At a time when Australia’s defence forces are being stretched to breaking point by savage budget cuts, the increased problems of border security, delays to vital defence acquisitions and the growth of military forces in other parts of our region, the Defence Minister Stephen Smith has again taken the axe to his own department.
Mr Smith has foreshadowed that the cost of a tribunal into sexual, physical and mental abuse in the defence forces, and a compensation scheme for victims going back decades, would be met out of the existing defence budget.
For loyal, hard-working defence personnel who are willing to put their lives on the line for their country, to be told that these costs would be met from the existing defence budget is both unfair and utterly demoralising.
To be told, “If any organisation sees on its watch inappropriate or bad conduct, in the end there is a price to pay”, was positively insulting.
This is just the latest episode in Mr Smith’s counter-productive attempt to change defence culture by penalising the innocent.
It was only a few months ago that the secretary of the Defence Department, Duncan Lewis, a former senior army officer, resigned from his post after just a year in the job, without any plausible explanation.
But the deputy leader of the Opposition, Julie Bishop, said the departure of Mr Lewis was another blow to defence force morale and described suggestions he resigned over budget cuts as “deeply concerning”. “This … minister is at war with the defence department,” she said.
Earlier, Mr Smith had fumbled the misconduct by junior cadets at the Australian Defence Force Academy by effectively sacking its head, Commandant Bruce Kafer. When an independent inquiry found that Kafer had behaved properly, Smith could not bring himself to admit to his mistake, nor to apologise to Kafer on his reinstatement.
Earlier still, Mr Smith, in a petty display of petulance towards the leadership of the defence forces, delayed inordinately the appointments of new Chief of the Defence Force General David Hurley and the service chiefs.
What really exercises the minister’s imagination is his determination to “reform” defence culture, by which he means opening up combat roles to women and accelerating the promotion of women to senior positions in the defence forces.

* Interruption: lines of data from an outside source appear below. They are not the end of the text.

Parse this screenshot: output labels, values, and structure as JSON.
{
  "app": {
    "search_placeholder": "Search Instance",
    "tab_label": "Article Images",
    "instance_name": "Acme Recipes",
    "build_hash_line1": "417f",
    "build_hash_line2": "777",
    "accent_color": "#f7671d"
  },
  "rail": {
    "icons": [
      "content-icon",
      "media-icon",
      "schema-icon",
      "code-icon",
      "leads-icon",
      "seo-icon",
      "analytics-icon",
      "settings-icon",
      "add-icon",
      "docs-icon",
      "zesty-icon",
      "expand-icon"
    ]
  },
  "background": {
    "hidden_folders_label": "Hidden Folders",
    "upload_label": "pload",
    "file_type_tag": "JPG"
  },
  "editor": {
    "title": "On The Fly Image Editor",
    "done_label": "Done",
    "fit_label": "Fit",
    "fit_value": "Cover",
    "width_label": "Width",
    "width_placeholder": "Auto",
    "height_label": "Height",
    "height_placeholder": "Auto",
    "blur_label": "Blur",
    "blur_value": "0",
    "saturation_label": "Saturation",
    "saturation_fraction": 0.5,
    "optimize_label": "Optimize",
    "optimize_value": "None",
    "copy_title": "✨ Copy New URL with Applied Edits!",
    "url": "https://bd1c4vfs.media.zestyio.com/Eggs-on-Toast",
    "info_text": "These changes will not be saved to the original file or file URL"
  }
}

An inevitable consequence of these policies, particularly on naval vessels where women are now deployed, has been the growth of a vile culture of sexual exploitation of women.
There is a need for a continued effort by both civilians and the military to counter a culture of brutality in the defence forces, where people are being trained to kill.
But it requires a constant effort to cultivate a culture of courage and respect for one’s mates, with the co-operation of the defence chiefs, not the imposition of the feminist agenda on the defence forces — as Mr Smith has done.
It is no secret that, after the fall of Kevin Rudd as prime minister, Stephen Smith would have much preferred to continue as foreign minister, or even serve as attorney-general, rather than become defence minister. His appointment as defence minister in 2010 followed the coup against Mr Rudd, and Julia Gillard’s need to appoint Mr Rudd as foreign minister.
The position of attorney-general went to a colleague of Gillard’s, Nicola Roxon.
Defence inevitably suffered. The 2009 Defence White Paper called for 12 long-range submarines, 100 Joint Strike Fighters, three air warfare destroyers, two big amphibious ships and a slightly bigger, better-equipped army.
It envisaged that Australia needed to protect its own sea-lanes and deploy its forces in conditions similar to those in Afghanistan and East Timor, or in local conflict situations where the great powers might not become involved.
All this has now been effectively mothballed if not abandoned as a result of the government’s budget cuts and its determination to produce a budget surplus in May next year.
Having previously shown little if any interest in defence issues, Smith set about implementing the ALP’s agenda of cutting defence spending and imposing the ALP’s social agenda on the defence forces, to the applause of the left — particularly in the media — and with the approval of the Prime Minister.
It may well be that Stephen Smith’s actions as defence minister have served well his ambitions; but their effects have been extremely damaging to the armed forces. He has spread demoralisation among people who are seriously committed to the defence of Australia, and caused a collapse in support for the civilian leadership of the defence force.
While Julia Gillard remains Prime Minister and Mr Smith is defence minister, these issues will remain unresolved. Only a new government can deal with these issues.
Peter Westmore is national president of the National Civic Council.